Waterborne vendors on the canals of Xochimilco tempt weekend boaters with souvenirs, clothing, toys for the kids, and food. The network of waterways is a hub of commerce. This man offers candied apples.
Others sell pan dulce, empanadas, tacos, beer and soft drinks. Some cooking is done right on the water: here boiled or roasted corn—Mexican comfort food—over a wood fire.
Visitors hire musicians at every turn. A small, blue barca containing two marimba players pulls alongside a family boat, mesmerizing a young lady with soft music.
Norteño bands congregate at a canal-side restaurant, hoping for a gig.
Mariachis abound. They seem to spend more time poling up and down the canals waiting to be hired than actually performing. They have a lot of downtime, just like the mariachis at the Jardín in San Miguel de Allende.
Everyone enjoys singing along.
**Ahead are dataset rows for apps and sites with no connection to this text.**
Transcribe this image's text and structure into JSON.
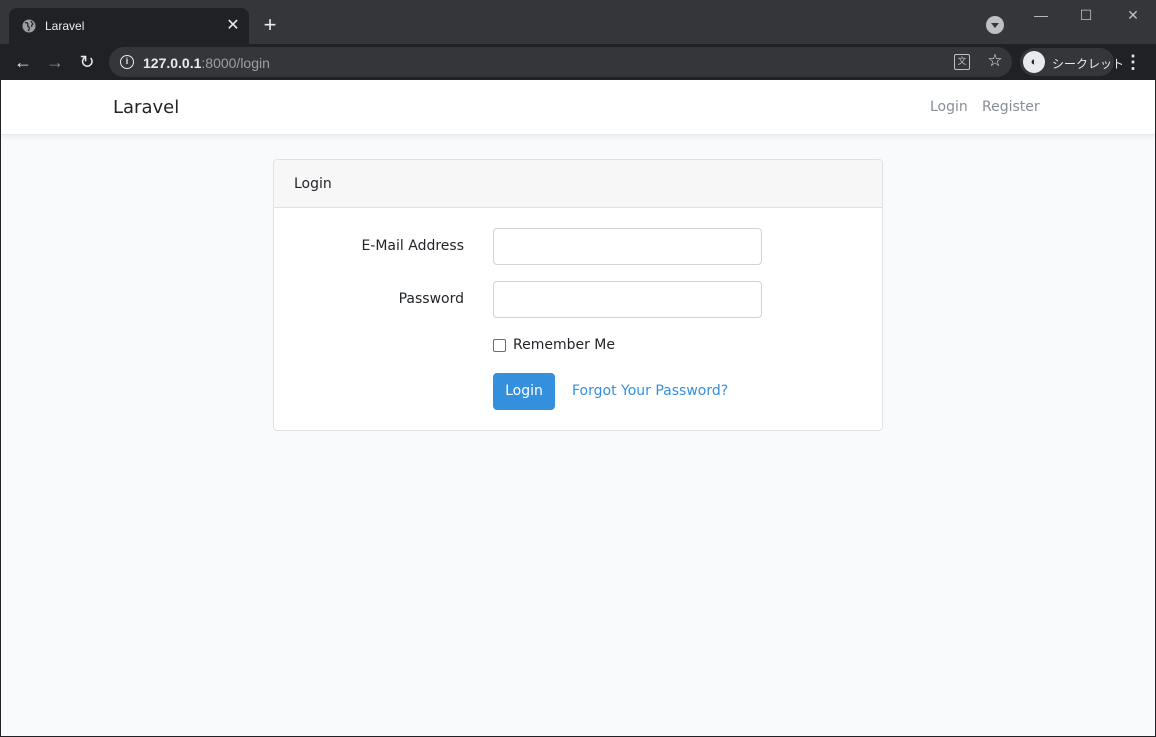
{
  "browser": {
    "tab_title": "Laravel",
    "url_host": "127.0.0.1",
    "url_rest": ":8000/login",
    "incognito_label": "シークレット",
    "icons": {
      "favicon": "globe-icon",
      "close": "close-icon",
      "new_tab": "plus-icon",
      "back": "arrow-left-icon",
      "forward": "arrow-right-icon",
      "reload": "reload-icon",
      "info": "info-icon",
      "translate": "translate-icon",
      "bookmark": "star-icon",
      "menu": "kebab-menu-icon"
    }
  },
  "navbar": {
    "brand": "Laravel",
    "links": {
      "login": "Login",
      "register": "Register"
    }
  },
  "card": {
    "header": "Login",
    "email_label": "E-Mail Address",
    "email_value": "",
    "password_label": "Password",
    "password_value": "",
    "remember_label": "Remember Me",
    "remember_checked": false,
    "submit_label": "Login",
    "forgot_label": "Forgot Your Password?"
  },
  "colors": {
    "primary": "#3490dc",
    "page_background": "#f8fafc",
    "chrome_dark": "#202124",
    "chrome_titlebar": "#35363a"
  }
}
What traditional tune so inspires this family? Quiereme Mucho? La Paloma? Guadalajara?
No—they are singing I Did It My Way.
I love zither music, so when this salterio player came alongside and pitched me, I immediately asked him to play Cielito Lindo. Laura shot a clip of his performance. The fee for one tune? $20 pesos.
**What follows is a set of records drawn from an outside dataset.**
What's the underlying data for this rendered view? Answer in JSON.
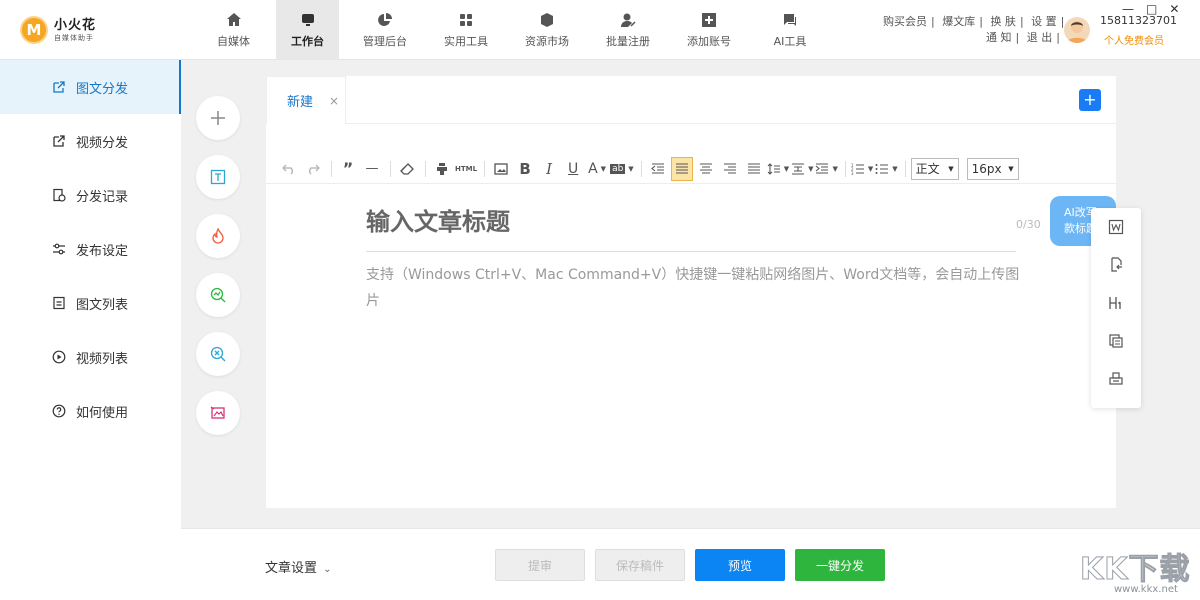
{
  "app": {
    "name": "小火花",
    "subtitle": "自媒体助手",
    "logo_letter": "M"
  },
  "nav": [
    {
      "label": "自媒体",
      "icon": "home-icon"
    },
    {
      "label": "工作台",
      "icon": "monitor-icon",
      "active": true
    },
    {
      "label": "管理后台",
      "icon": "pie-chart-icon"
    },
    {
      "label": "实用工具",
      "icon": "grid-icon"
    },
    {
      "label": "资源市场",
      "icon": "cube-icon"
    },
    {
      "label": "批量注册",
      "icon": "user-edit-icon"
    },
    {
      "label": "添加账号",
      "icon": "plus-square-icon"
    },
    {
      "label": "AI工具",
      "icon": "chat-icon"
    }
  ],
  "top_links": {
    "row1": [
      "购买会员",
      "|",
      "爆文库",
      "|",
      "换 肤",
      "|",
      "设 置",
      "|"
    ],
    "row2": [
      "通 知",
      "|",
      "退 出",
      "|"
    ]
  },
  "user": {
    "phone": "15811323701",
    "member": "个人免费会员"
  },
  "sidebar": [
    {
      "label": "图文分发",
      "icon": "share-doc-icon",
      "active": true
    },
    {
      "label": "视频分发",
      "icon": "share-video-icon"
    },
    {
      "label": "分发记录",
      "icon": "record-icon"
    },
    {
      "label": "发布设定",
      "icon": "sliders-icon"
    },
    {
      "label": "图文列表",
      "icon": "list-doc-icon"
    },
    {
      "label": "视频列表",
      "icon": "play-circle-icon"
    },
    {
      "label": "如何使用",
      "icon": "help-icon"
    }
  ],
  "tool_buttons": [
    {
      "name": "add-icon",
      "color": "#888888"
    },
    {
      "name": "text-box-icon",
      "color": "#2aa7d8"
    },
    {
      "name": "fire-icon",
      "color": "#f05a3a"
    },
    {
      "name": "search-chart-icon",
      "color": "#2db53e"
    },
    {
      "name": "search-x-icon",
      "color": "#2aa7d8"
    },
    {
      "name": "image-edit-icon",
      "color": "#d6337a"
    }
  ],
  "editor": {
    "tab_label": "新建",
    "tab_close": "×",
    "add_tab": "+",
    "title_placeholder": "输入文章标题",
    "title_count": "0/30",
    "body_placeholder": "支持（Windows Ctrl+V、Mac Command+V）快捷键一键粘贴网络图片、Word文档等，会自动上传图片",
    "toolbar_text": {
      "html": "HTML",
      "bold": "B",
      "italic": "I",
      "underline": "U",
      "font_color": "A",
      "highlight": "ab"
    },
    "paragraph": "正文",
    "font_size": "16px"
  },
  "ai_bubble": {
    "line1": "AI改写",
    "line2": "款标题"
  },
  "side_tools": [
    "word-icon",
    "import-icon",
    "heading-icon",
    "copy-icon",
    "stamp-icon"
  ],
  "footer": {
    "settings_label": "文章设置",
    "buttons": {
      "submit": "提审",
      "save_draft": "保存稿件",
      "preview": "预览",
      "publish": "一键分发"
    }
  },
  "watermark": {
    "big": "KK下载",
    "small": "www.kkx.net"
  },
  "colors": {
    "accent": "#1677c9",
    "preview_blue": "#0b84f4",
    "publish_green": "#2db53e",
    "member_orange": "#f08c00"
  }
}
If you watch the clip to the very end, you can hear the bass player suggesting a couple more tunes and me responding No más!
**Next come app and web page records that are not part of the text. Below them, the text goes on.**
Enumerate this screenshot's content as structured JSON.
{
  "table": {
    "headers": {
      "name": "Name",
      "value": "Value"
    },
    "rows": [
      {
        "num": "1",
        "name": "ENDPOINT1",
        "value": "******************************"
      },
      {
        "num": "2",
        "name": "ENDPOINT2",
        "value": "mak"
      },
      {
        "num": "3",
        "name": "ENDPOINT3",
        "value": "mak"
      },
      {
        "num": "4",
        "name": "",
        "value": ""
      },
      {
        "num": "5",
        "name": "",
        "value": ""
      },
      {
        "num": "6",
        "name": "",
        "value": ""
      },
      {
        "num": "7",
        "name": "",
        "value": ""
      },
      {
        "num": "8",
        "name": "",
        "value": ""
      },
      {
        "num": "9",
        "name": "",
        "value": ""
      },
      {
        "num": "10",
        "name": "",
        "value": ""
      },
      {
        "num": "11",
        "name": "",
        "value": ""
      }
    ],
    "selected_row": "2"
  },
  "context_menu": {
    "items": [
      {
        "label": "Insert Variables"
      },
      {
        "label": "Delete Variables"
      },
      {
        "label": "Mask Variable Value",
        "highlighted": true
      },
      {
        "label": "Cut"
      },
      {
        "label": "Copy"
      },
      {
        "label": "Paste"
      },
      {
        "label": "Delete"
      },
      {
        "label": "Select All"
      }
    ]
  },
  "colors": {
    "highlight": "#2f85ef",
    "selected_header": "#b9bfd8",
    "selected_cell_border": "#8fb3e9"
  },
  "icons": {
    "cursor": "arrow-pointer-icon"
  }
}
On the canals, music complements every situation. Here mariachis set the mood for two lovers.
We drifted through the waterways for a couple of hours, sipping Pepsi Cola thoughtfully supplied by our boatman (for a price), listening to music and the laughter of families enjoying themselves on a warm afternoon. Our first visit to Xochimilco was just another of those tourist "must do" events. Someday we'll return again just to experience another relaxing afternoon among happy people.